1. A List of All Duties

Household duties should be explicitly laid out in your contract. Be sure to include detailed descriptions of childcare, cleaning, cooking, and other chores to prevent confusion. In the event a nanny doesn’t live up to your expectations, you can simply refer back to the contract.

 

2. Pay Information

Include your nanny’s schedule and pay rate. Overtime pay is another consideration. It’s usually provided when a home worker exceeds 40 hours per week. In addition, let your nanny know if you don’t plan on withholding taxes, since they’ll be responsible for paying their own taxes as a result.

 

3. Benefits

Do you plan on providing sick days and vacation time? If so, state how many days the nanny will be afforded, as well as who gets to pick out the weeks suitable for vacation. For example, if you provide two weeks of vacation, you can specify one week while the nanny can decide the other. Make sure you have a process in place for securing backup assistance for sick days.

 

4. Modifications

You might have to change your nanny agreement over time. Include instructions on how changes can be made, such as by scheduling changes as your child grows older. Your nanny may also request changes as your working relationship evolves.

 

5. Resignation and Termination

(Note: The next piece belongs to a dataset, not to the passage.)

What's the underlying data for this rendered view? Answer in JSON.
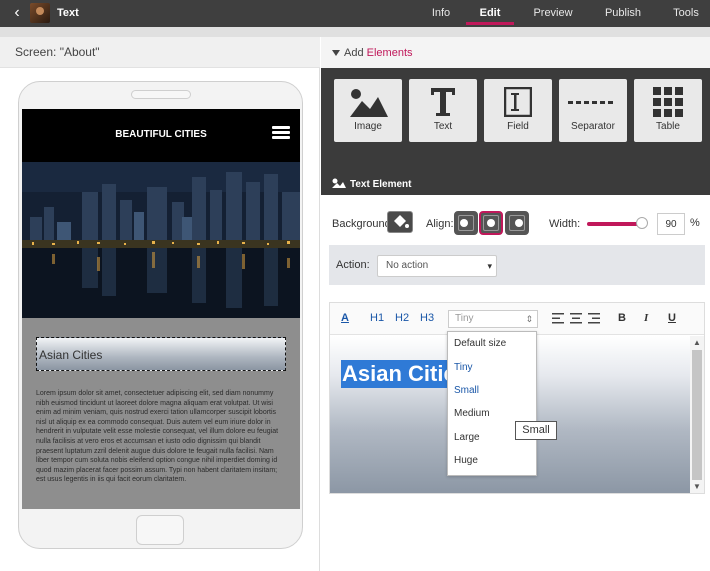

Most importantly, include a list of reasons why you may choose to terminate the contract. Reasons can range from serious matters such as theft or major inconveniences, including chronic lateness. You should also include language on how much notice is needed for resignation or for termination in the event of less serious issues.